Your instructions:
Print the data that follows exactly.

Items from an interface collection

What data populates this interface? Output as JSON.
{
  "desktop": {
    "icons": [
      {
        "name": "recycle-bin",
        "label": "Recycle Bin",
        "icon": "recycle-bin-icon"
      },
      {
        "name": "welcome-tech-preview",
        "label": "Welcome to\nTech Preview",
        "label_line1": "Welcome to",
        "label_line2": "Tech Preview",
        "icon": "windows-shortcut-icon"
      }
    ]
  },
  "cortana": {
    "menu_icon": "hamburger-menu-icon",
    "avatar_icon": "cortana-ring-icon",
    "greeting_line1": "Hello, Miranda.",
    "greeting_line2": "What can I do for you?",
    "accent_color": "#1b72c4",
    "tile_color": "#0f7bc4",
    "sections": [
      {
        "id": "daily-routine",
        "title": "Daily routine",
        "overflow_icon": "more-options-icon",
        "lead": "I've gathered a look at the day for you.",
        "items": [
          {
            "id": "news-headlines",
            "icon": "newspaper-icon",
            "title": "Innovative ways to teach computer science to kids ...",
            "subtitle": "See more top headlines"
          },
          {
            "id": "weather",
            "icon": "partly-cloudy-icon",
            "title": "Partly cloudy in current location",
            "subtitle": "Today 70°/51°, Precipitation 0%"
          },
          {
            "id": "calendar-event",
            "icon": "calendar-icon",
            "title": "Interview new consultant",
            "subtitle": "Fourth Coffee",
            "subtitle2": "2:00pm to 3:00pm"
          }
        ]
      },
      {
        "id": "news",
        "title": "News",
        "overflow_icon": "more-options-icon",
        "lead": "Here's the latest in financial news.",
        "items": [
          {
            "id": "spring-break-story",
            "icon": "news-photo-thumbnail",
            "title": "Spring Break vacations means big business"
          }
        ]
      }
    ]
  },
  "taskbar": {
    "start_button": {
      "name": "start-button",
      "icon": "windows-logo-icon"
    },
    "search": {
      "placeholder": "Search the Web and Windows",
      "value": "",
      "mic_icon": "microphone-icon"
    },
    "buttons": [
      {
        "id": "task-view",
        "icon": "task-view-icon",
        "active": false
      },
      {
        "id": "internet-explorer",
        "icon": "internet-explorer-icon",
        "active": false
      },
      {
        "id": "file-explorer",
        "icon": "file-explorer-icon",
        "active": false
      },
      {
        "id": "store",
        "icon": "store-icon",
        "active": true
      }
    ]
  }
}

Answer below:
What data populates this interface? Output as JSON.
{
  "desktop": {
    "icons": [
      {
        "name": "recycle-bin",
        "label": "Recycle Bin",
        "icon": "recycle-bin-icon"
      },
      {
        "name": "welcome-tech-preview",
        "label": "Welcome to\nTech Preview",
        "label_line1": "Welcome to",
        "label_line2": "Tech Preview",
        "icon": "windows-shortcut-icon"
      }
    ]
  },
  "cortana": {
    "menu_icon": "hamburger-menu-icon",
    "avatar_icon": "cortana-ring-icon",
    "greeting_line1": "Hello, Miranda.",
    "greeting_line2": "What can I do for you?",
    "accent_color": "#1b72c4",
    "tile_color": "#0f7bc4",
    "sections": [
      {
        "id": "daily-routine",
        "title": "Daily routine",
        "overflow_icon": "more-options-icon",
        "lead": "I've gathered a look at the day for you.",
        "items": [
          {
            "id": "news-headlines",
            "icon": "newspaper-icon",
            "title": "Innovative ways to teach computer science to kids ...",
            "subtitle": "See more top headlines"
          },
          {
            "id": "weather",
            "icon": "partly-cloudy-icon",
            "title": "Partly cloudy in current location",
            "subtitle": "Today 70°/51°, Precipitation 0%"
          },
          {
            "id": "calendar-event",
            "icon": "calendar-icon",
            "title": "Interview new consultant",
            "subtitle": "Fourth Coffee",
            "subtitle2": "2:00pm to 3:00pm"
          }
        ]
      },
      {
        "id": "news",
        "title": "News",
        "overflow_icon": "more-options-icon",
        "lead": "Here's the latest in financial news.",
        "items": [
          {
            "id": "spring-break-story",
            "icon": "news-photo-thumbnail",
            "title": "Spring Break vacations means big business"
          }
        ]
      }
    ]
  },
  "taskbar": {
    "start_button": {
      "name": "start-button",
      "icon": "windows-logo-icon"
    },
    "search": {
      "placeholder": "Search the Web and Windows",
      "value": "",
      "mic_icon": "microphone-icon"
    },
    "buttons": [
      {
        "id": "task-view",
        "icon": "task-view-icon",
        "active": false
      },
      {
        "id": "internet-explorer",
        "icon": "internet-explorer-icon",
        "active": false
      },
      {
        "id": "file-explorer",
        "icon": "file-explorer-icon",
        "active": false
      },
      {
        "id": "store",
        "icon": "store-icon",
        "active": true
      }
    ]
  }
}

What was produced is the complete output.